The state Lottery Division, which is running the VLT program, expects to have the devices turned on in November. Saratoga harness officials are awaiting word whether they will be approved for 750 or 1,000 of the VLTs. Once the number is settled on, renovation of the track's entire lower grandstand will begin to convert it into a VLT parlor, Carlson said.

Officials are predicting big things, and big money, from the devices. Carlson said he's now got only 485 horses on the backstretch, but has room for 1,100. "I see a backstretch full and brimming with horses and caretakers and drivers and owners,'' he predicted. Purses, he said, will go from the $20,000 they are averaging now to $50,000 nightly in a year or so and up to $90,000 nightly three years from now. "It will completely revitalize the harness industry in Saratoga and the rest of New York state,'' he said.

The law permits tracks to keep between 12 percent and 25 percent of the VLT revenues. A portion of that, on a sliding scale over three years, must go to purses.

Carlson said he expects horse owners to come to New York from all over the Northeast lured by the higher purses VLTs will bring, a sharp turnaround from recent years when New York tracks have had trouble running full cards. He said the Saratoga track now has about 250 full and part-time workers, with another 250 or so trainers and drivers and others on the backstretch.

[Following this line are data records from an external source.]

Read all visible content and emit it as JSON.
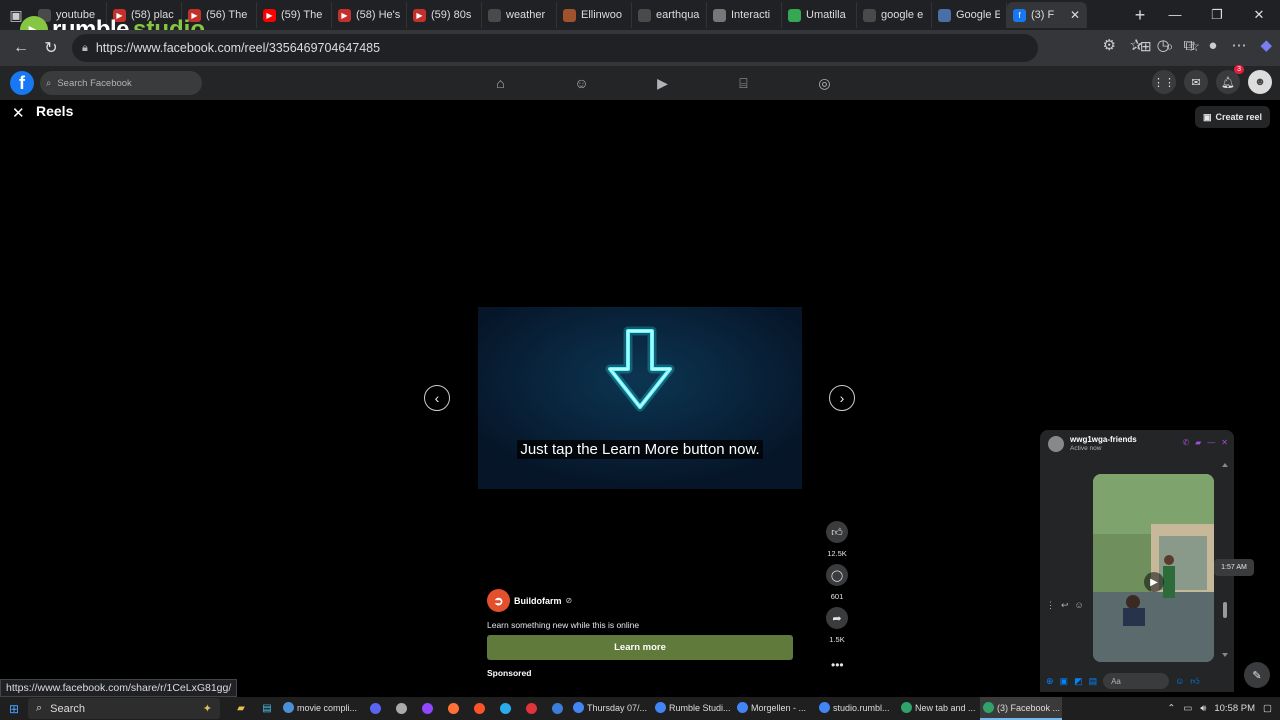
{
  "browser": {
    "tabs": [
      {
        "label": "youtube",
        "icon": "search-icon",
        "color": "#4a4a4a"
      },
      {
        "label": "(58) plac",
        "icon": "youtube-icon",
        "color": "#c4302b"
      },
      {
        "label": "(56) The",
        "icon": "youtube-icon",
        "color": "#c4302b"
      },
      {
        "label": "(59) The",
        "icon": "youtube-icon",
        "color": "#ff0000"
      },
      {
        "label": "(58) He's",
        "icon": "youtube-icon",
        "color": "#c4302b"
      },
      {
        "label": "(59) 80s",
        "icon": "youtube-icon",
        "color": "#c4302b"
      },
      {
        "label": "weather",
        "icon": "search-icon",
        "color": "#4a4a4a"
      },
      {
        "label": "Ellinwoo",
        "icon": "site-icon",
        "color": "#a0522d"
      },
      {
        "label": "earthqua",
        "icon": "search-icon",
        "color": "#4a4a4a"
      },
      {
        "label": "Interacti",
        "icon": "site-icon",
        "color": "#777777"
      },
      {
        "label": "Umatilla",
        "icon": "maps-icon",
        "color": "#34a853"
      },
      {
        "label": "google e",
        "icon": "search-icon",
        "color": "#4a4a4a"
      },
      {
        "label": "Google E",
        "icon": "earth-icon",
        "color": "#4a6fa5"
      },
      {
        "label": "(3) F",
        "icon": "facebook-icon",
        "color": "#1877f2",
        "active": true
      }
    ],
    "url": "https://www.facebook.com/reel/3356469704647485",
    "status_url": "https://www.facebook.com/share/r/1CeLxG81gg/"
  },
  "rumble": {
    "word": "rumble",
    "studio": "studio"
  },
  "facebook": {
    "search_placeholder": "Search Facebook",
    "notification_count": "3",
    "page_title": "Reels",
    "create_reel": "Create reel"
  },
  "reel": {
    "caption": "Just tap the Learn More button now.",
    "likes": "12.5K",
    "comments": "601",
    "shares": "1.5K",
    "author": "Buildofarm",
    "description": "Learn something new while this is online",
    "learn_more": "Learn more",
    "sponsored": "Sponsored"
  },
  "chat": {
    "name": "wwg1wga-friends",
    "status": "Active now",
    "input_placeholder": "Aa",
    "time_tooltip": "1:57 AM"
  },
  "taskbar": {
    "search_label": "Search",
    "apps": [
      {
        "label": "movie compli...",
        "color": "#4a90d9"
      },
      {
        "label": "Thursday 07/...",
        "color": "#4285f4"
      },
      {
        "label": "Rumble Studi...",
        "color": "#4285f4"
      },
      {
        "label": "Morgellen - ...",
        "color": "#4285f4"
      },
      {
        "label": "studio.rumbl...",
        "color": "#4285f4"
      },
      {
        "label": "New tab and ...",
        "color": "#2ea36b"
      },
      {
        "label": "(3) Facebook ...",
        "color": "#2ea36b",
        "active": true
      }
    ],
    "clock": "10:58 PM"
  }
}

When VLTs come, he said that number will exceed 1,000 people.

The success by the harness track in getting VLTs was not predicted by many in the racing industry. They believed the track was one of only three tracks required to get local approval for the VLTs - the others got the right automatically - as a political means of keeping the harness track from getting the devices over NYRA's opposition. But officials from surrounding communities outside Saratoga Springs were convinced the track would not survive without VLTs in a state where most other tracks will be getting the

"I think it came down to that we made a very compelling argument why Saratoga County would be better off with VLTs than it would be without Saratoga harness,'' Carlson said. "Because without VLTs there would be no Saratoga harness.''